Ardern's meeting was the first visit to the White House by a New Zealand Prime Minister since John Key met with Barack Obama in 2014.

Prime Minister Jacinda Ardern said her face-to-face meeting was important for the relationship between the US and New Zealand. Photo / AP

Prime Minister Jacinda Ardern said her face-to-face meeting was important for the relationship between the US and New Zealand. Photo / AP

Ardern and Biden met at about 3am NZT, with Ardern meeting Vice President Kamala Harris beforehand. Her Biden meeting also included US Secretary of State Antony Blinken and Kurt Campbell, Biden's Indo-Pacific Co-ordinator.

Ardern said yesterday she did not expect the meeting to deliver any new concrete measures, but her first face-to-face with Biden was important for the relationship between the two countries.

Ardern has spoken to Biden twice by phone or Zoom since he was elected President but said "but there's nothing quite like meeting face to face".

"Now we have the opportunity to do it in his space, at the White House," she said beforehand.

"That very first call where we immediately discussed his connection to the region through his family, his visit to New Zealand, already it was at a level we were building connections.

"Tomorrow is not about announceables, it's not about new initiatives. It's actually about that relationship but I already consider it to be a good one."

Ardern said there were a number of issues on the agenda, including the war in Ukraine and China and the US engagement in the Pacific.

US President Joe Biden meets with New Zealand Prime Minister Jacinda Ardern in the Oval Office of the White House. Photo / AP

US President Joe Biden meets with New Zealand Prime Minister Jacinda Ardern in the Oval Office of the White House. Photo / AP

The meeting took place as both countries woo Pacific nations, seeking greater economic and security ties with them.

Ardern urged the US to be more consistent in its approach to the Pacific region and build long-term relationships rather than waxing and waning in interest.

"What is important is that all of our relationships in the Pacific need to be built in their own right, not because another country is present. This cannot be all about China."

New Zealand also wants the US to join the CPTPP trade pact, but Ardern said she would be urging Biden to at least give his Indo Pacific Economic Framework some teeth in removing barriers for trade to the US.

PM Jacinda Ardern meets President Joe Biden in the Oval Office at the White House this morning. Photo / Getty

PM Jacinda Ardern meets President Joe Biden in the Oval Office at the White House this morning. Photo / Getty

The road to the White House has been a bit bumpy – Ardern's recent infection with Covid-19 meant it had to be postponed from earlier in her trip for a few days, extending her trip.

Three key members of her delegation have also now tested positive for Covid just days before the meeting was due to be held: including Chris Seed, the Secretary of Foreign Affairs, Andrew Campbell, her chief press secretary, and one of her advisers.

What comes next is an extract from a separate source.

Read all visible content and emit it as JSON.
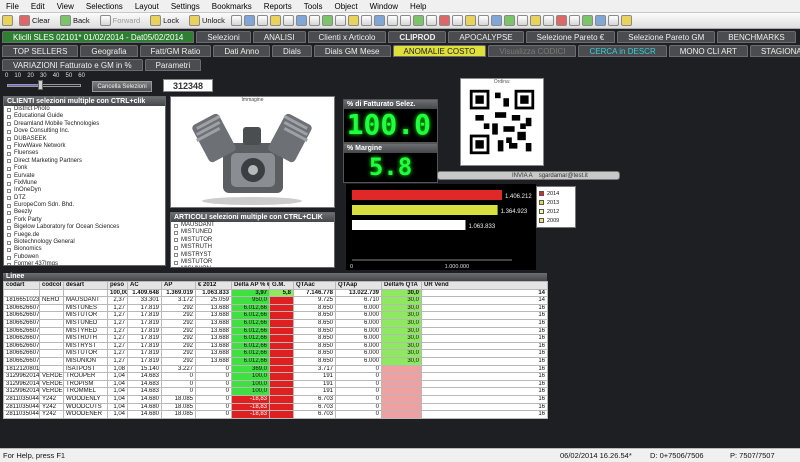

The rest of the delegation and media have had to have a PCR test yesterday and a rapid antigen test just before going to the White House.